# [What to do]
Reproduce every entry exactly and leave its pictures out.

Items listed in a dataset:
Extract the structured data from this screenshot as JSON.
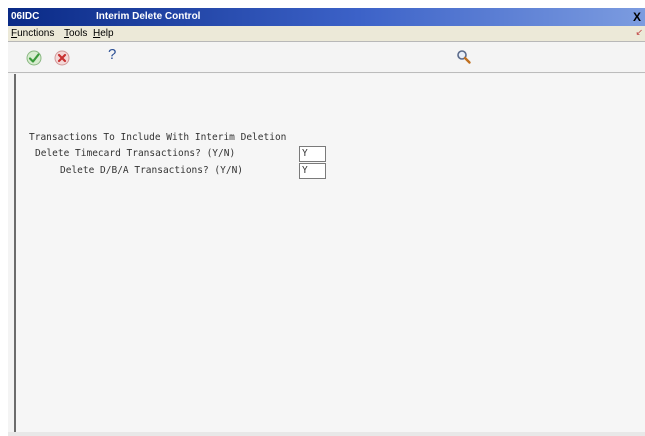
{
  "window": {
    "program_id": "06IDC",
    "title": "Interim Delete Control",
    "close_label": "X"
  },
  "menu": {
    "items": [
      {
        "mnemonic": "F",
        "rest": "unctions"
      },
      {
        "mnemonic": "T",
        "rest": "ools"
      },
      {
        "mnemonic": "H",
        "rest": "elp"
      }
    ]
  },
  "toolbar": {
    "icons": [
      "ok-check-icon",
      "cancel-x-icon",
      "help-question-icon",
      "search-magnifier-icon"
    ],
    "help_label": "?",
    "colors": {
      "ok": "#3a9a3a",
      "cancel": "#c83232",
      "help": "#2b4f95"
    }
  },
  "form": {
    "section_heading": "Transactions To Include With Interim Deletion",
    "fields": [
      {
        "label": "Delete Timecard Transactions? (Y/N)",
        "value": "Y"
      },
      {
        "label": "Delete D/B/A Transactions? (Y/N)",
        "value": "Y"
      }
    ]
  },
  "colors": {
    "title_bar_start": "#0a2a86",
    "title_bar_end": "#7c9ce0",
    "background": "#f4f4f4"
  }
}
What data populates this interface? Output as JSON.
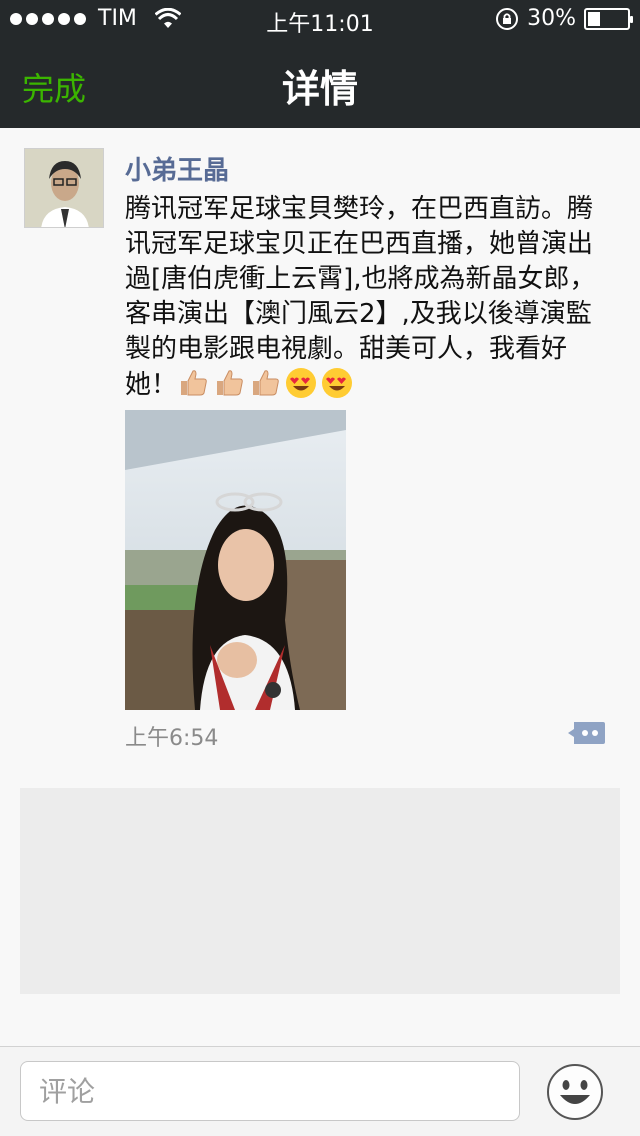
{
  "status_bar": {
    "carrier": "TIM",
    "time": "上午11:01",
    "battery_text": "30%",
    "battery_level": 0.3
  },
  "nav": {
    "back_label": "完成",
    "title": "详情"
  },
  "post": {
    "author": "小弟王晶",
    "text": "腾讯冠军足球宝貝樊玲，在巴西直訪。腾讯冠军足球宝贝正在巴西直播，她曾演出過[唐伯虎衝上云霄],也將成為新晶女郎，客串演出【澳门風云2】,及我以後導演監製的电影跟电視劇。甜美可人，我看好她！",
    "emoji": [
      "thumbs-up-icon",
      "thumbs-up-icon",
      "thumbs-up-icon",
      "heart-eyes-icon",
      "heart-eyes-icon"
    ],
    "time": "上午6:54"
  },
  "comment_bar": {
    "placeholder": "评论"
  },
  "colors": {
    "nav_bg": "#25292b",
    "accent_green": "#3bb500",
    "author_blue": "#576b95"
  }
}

# [Expected answer]
Extract the structured data from this screenshot as JSON.
{
  "window": {
    "program_id": "06IDC",
    "title": "Interim Delete Control",
    "close_label": "X"
  },
  "menu": {
    "items": [
      {
        "mnemonic": "F",
        "rest": "unctions"
      },
      {
        "mnemonic": "T",
        "rest": "ools"
      },
      {
        "mnemonic": "H",
        "rest": "elp"
      }
    ]
  },
  "toolbar": {
    "icons": [
      "ok-check-icon",
      "cancel-x-icon",
      "help-question-icon",
      "search-magnifier-icon"
    ],
    "help_label": "?",
    "colors": {
      "ok": "#3a9a3a",
      "cancel": "#c83232",
      "help": "#2b4f95"
    }
  },
  "form": {
    "section_heading": "Transactions To Include With Interim Deletion",
    "fields": [
      {
        "label": "Delete Timecard Transactions? (Y/N)",
        "value": "Y"
      },
      {
        "label": "Delete D/B/A Transactions? (Y/N)",
        "value": "Y"
      }
    ]
  },
  "colors": {
    "title_bar_start": "#0a2a86",
    "title_bar_end": "#7c9ce0",
    "background": "#f4f4f4"
  }
}
What data populates this interface? Output as JSON.
{
  "status_bar": {
    "carrier": "TIM",
    "time": "上午11:01",
    "battery_text": "30%",
    "battery_level": 0.3
  },
  "nav": {
    "back_label": "完成",
    "title": "详情"
  },
  "post": {
    "author": "小弟王晶",
    "text": "腾讯冠军足球宝貝樊玲，在巴西直訪。腾讯冠军足球宝贝正在巴西直播，她曾演出過[唐伯虎衝上云霄],也將成為新晶女郎，客串演出【澳门風云2】,及我以後導演監製的电影跟电視劇。甜美可人，我看好她！",
    "emoji": [
      "thumbs-up-icon",
      "thumbs-up-icon",
      "thumbs-up-icon",
      "heart-eyes-icon",
      "heart-eyes-icon"
    ],
    "time": "上午6:54"
  },
  "comment_bar": {
    "placeholder": "评论"
  },
  "colors": {
    "nav_bg": "#25292b",
    "accent_green": "#3bb500",
    "author_blue": "#576b95"
  }
}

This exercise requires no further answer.